  • Flexibility: You can change settings (like switching databases) without altering your code, just by changing the values of the environment variables.
  • Consistency: They help keep your development, testing, and production environments consistent. You can use the same code base across all environments while the variables manage any differences.

Common Uses of Environment Variables

  • Database Configurations: Store database connection details such as usernames, passwords, and hostnames.
  • API Keys: Keep third-party API keys secure.
  • Application Ports and Modes: Set which port your server should listen on and whether your application is in development, testing, or production mode.

By using environment variables in your MEAN stack application, you effectively manage sensitive data providing a haven to secure MEAN stack applications.

This practice is crucial for maintaining a healthy codebase and to secure MEAN stack applications from potential security threats.

If you want to learn more about MEAN Stack Application in full-stack development, then consider enrolling in GUVI’s Certified Full Stack Development Career Program which not only gives you theoretical knowledge but also practical knowledge with the help of real-world projects.

Also Read: Full Stack Developer: Discover the Fastest Route to Becoming One.

Conclusion

In conclusion, the process of securing MEAN stack applications involves a comprehensive approach that involves several best practices.

Utilizing Helmet with Express helps set secure HTTP headers, while robust authentication and authorization mechanisms, such as JWTs, safeguard access. Regularly updating dependencies ensures protection against vulnerabilities, and implementing environment variables keeps sensitive data out of codebases.

By carefully applying these strategies, you can significantly increase the security of your MEAN stack applications.

Also Read: MEAN vs MERN: Career Growth & Salary

FAQs

1. How can JSON Web Tokens (JWT) enhance security in MEAN stack applications?

JWTs provide a secure way to transmit information between parties as JSON objects, allowing you to verify and trust the data without needing a session state.

2. What are environment variables and why are they important for security?

Environment variables store configuration settings outside of the code, such as API keys and database passwords, enhancing security by keeping sensitive data out of the source code.

3. How often should dependencies be updated in MEAN stack applications?

Dependencies should be reviewed and updated regularly, ideally through automated tools, to patch vulnerabilities and keep the software secure.

MDN

4. Why is it important to use HTTPS in MEAN stack applications?

HTTPS encrypts the data sent between the client and server, protecting it from interception and tampering during transmission.

Career transition

Did you enjoy this article?

Schedule 1:1 free counselling

Similar Articles

Share logo Whatsapp logo X logo LinkedIn logo Facebook logo Copy link
Free Webinar
Free Webinar Icon
Free Webinar
Get the latest notifications! 🔔
close
Table of contents Table of contents
Table of contents Articles
Close button

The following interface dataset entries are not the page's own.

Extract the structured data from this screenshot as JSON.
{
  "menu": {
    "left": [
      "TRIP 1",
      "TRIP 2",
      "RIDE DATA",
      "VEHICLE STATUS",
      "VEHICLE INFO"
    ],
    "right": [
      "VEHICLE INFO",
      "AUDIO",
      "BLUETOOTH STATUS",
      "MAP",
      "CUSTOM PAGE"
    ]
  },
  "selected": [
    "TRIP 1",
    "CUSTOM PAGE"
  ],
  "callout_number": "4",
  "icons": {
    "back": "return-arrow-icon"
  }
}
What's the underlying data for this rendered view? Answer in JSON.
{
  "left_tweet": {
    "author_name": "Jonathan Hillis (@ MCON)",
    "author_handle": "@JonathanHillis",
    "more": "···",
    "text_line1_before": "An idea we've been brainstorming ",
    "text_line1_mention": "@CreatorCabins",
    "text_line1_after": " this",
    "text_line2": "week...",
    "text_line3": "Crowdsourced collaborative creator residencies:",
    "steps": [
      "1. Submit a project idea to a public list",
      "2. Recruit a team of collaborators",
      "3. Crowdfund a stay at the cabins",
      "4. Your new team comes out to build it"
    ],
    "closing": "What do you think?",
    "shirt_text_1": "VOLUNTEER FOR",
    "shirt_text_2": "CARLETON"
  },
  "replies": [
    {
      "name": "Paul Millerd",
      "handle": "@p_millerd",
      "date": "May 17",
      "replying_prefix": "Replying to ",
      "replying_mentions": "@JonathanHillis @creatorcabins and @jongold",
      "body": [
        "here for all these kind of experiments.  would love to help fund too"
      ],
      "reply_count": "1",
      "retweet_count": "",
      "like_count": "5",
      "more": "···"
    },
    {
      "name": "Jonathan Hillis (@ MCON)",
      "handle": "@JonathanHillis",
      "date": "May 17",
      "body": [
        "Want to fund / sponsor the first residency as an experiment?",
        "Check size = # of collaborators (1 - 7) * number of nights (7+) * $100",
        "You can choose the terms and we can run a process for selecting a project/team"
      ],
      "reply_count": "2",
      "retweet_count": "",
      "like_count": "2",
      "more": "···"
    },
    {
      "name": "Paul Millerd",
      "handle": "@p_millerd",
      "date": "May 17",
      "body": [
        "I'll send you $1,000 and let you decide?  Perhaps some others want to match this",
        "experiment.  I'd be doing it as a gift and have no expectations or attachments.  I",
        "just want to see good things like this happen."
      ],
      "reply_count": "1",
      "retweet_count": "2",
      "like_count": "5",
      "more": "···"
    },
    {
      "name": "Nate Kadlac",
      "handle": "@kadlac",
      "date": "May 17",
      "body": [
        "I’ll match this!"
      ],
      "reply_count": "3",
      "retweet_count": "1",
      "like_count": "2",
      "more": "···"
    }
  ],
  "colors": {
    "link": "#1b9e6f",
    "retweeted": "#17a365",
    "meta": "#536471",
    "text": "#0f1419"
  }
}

  1. What is MEAN Stack?
  2. Best Practices to Secure MEAN Stack Applications
    • Structuring Your MEAN Stack Application Properly
    • Asynchronous Programming in MEAN Stack Application
    • Optimize Angular for Performance
    • Secure MEAN Stack Applications
    • Use a Database Schema Design in Your MEAN Stack Application
    • Perform Regular Code Reviews in Your MEAN Stack Application
    • Use Environment Variables in Your MEAN Stack Application
  3. Conclusion
  4. FAQs
    • How can JSON Web Tokens (JWT) enhance security in MEAN stack applications?
    • What are environment variables and why are they important for security?
    • How often should dependencies be updated in MEAN stack applications?
    • Why is it important to use HTTPS in MEAN stack applications?